Copy out all the lines in the records that include the word "icon".

##### THE DATA #####

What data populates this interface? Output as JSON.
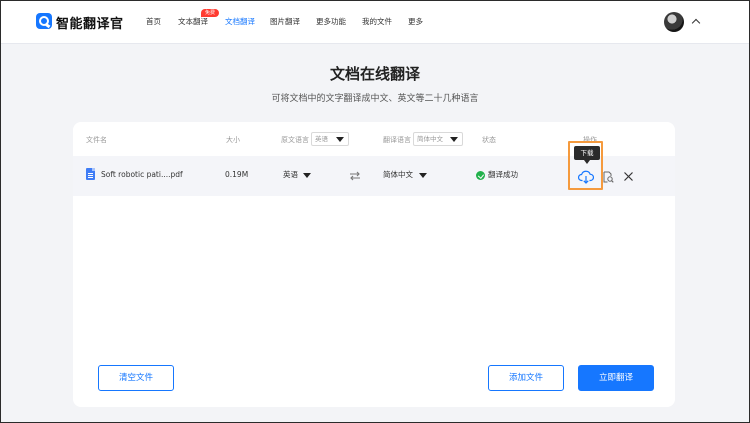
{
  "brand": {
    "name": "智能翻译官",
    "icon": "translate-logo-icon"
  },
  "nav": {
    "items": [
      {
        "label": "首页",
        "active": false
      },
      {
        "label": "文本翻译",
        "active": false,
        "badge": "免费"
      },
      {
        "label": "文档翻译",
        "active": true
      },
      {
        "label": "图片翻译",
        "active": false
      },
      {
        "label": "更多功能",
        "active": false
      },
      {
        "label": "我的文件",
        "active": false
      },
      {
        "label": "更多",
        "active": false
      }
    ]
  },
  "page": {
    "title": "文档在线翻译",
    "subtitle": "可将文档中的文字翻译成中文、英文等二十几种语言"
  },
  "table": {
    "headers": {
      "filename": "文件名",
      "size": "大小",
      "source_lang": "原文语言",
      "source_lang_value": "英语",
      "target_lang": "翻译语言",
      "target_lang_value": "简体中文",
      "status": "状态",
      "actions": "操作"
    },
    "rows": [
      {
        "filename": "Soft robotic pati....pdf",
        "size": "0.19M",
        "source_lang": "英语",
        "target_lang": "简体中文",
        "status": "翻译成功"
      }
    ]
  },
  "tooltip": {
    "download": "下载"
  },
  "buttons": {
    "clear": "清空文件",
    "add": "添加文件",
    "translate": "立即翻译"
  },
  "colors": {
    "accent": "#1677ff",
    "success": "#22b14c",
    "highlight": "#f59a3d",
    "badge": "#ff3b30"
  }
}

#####
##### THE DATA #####

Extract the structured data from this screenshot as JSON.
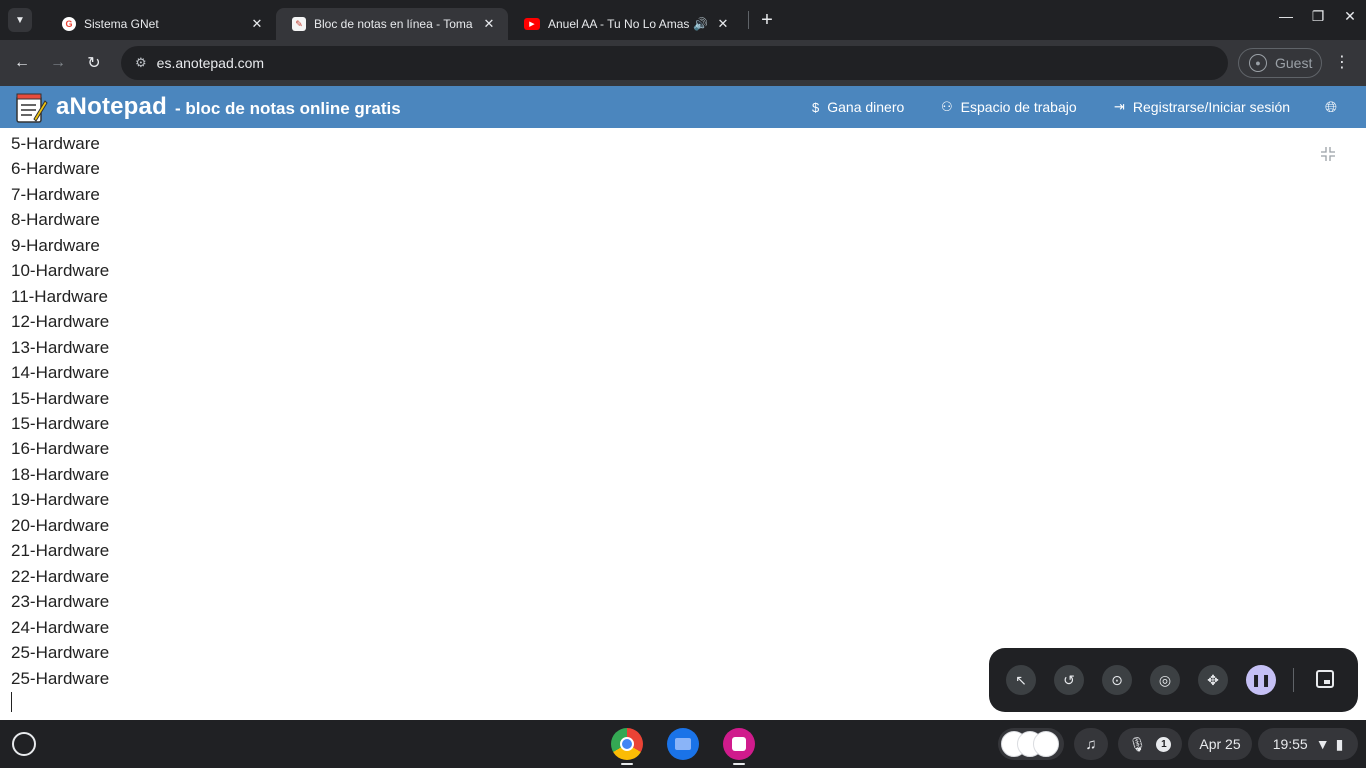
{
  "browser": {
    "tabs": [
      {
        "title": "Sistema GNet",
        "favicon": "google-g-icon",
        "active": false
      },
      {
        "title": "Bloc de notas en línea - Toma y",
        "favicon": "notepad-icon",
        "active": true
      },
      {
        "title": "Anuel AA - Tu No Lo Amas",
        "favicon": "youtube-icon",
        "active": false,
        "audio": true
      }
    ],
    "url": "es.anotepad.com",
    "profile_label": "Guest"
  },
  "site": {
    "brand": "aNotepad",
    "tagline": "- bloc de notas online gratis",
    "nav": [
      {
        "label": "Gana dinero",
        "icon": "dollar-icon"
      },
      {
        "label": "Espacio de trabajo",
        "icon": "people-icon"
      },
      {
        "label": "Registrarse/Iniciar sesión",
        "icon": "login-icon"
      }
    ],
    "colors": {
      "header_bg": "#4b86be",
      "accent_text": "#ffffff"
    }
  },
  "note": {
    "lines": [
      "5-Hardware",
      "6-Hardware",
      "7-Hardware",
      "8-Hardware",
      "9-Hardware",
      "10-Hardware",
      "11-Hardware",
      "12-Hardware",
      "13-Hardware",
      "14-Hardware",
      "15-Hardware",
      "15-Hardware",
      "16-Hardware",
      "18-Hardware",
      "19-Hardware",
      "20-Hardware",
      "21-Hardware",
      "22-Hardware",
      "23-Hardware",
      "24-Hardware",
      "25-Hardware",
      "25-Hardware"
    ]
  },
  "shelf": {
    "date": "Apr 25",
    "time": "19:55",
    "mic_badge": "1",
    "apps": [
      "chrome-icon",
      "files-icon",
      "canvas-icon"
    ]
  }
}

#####

**ANSWER BOX**.
    "icon": "translate-logo-icon"
        "favicon": "google-g-icon",
        "favicon": "notepad-icon",
        "favicon": "youtube-icon",
        "icon": "dollar-icon"
        "icon": "people-icon"
        "icon": "login-icon"
      "chrome-icon",
      "files-icon",
      "canvas-icon"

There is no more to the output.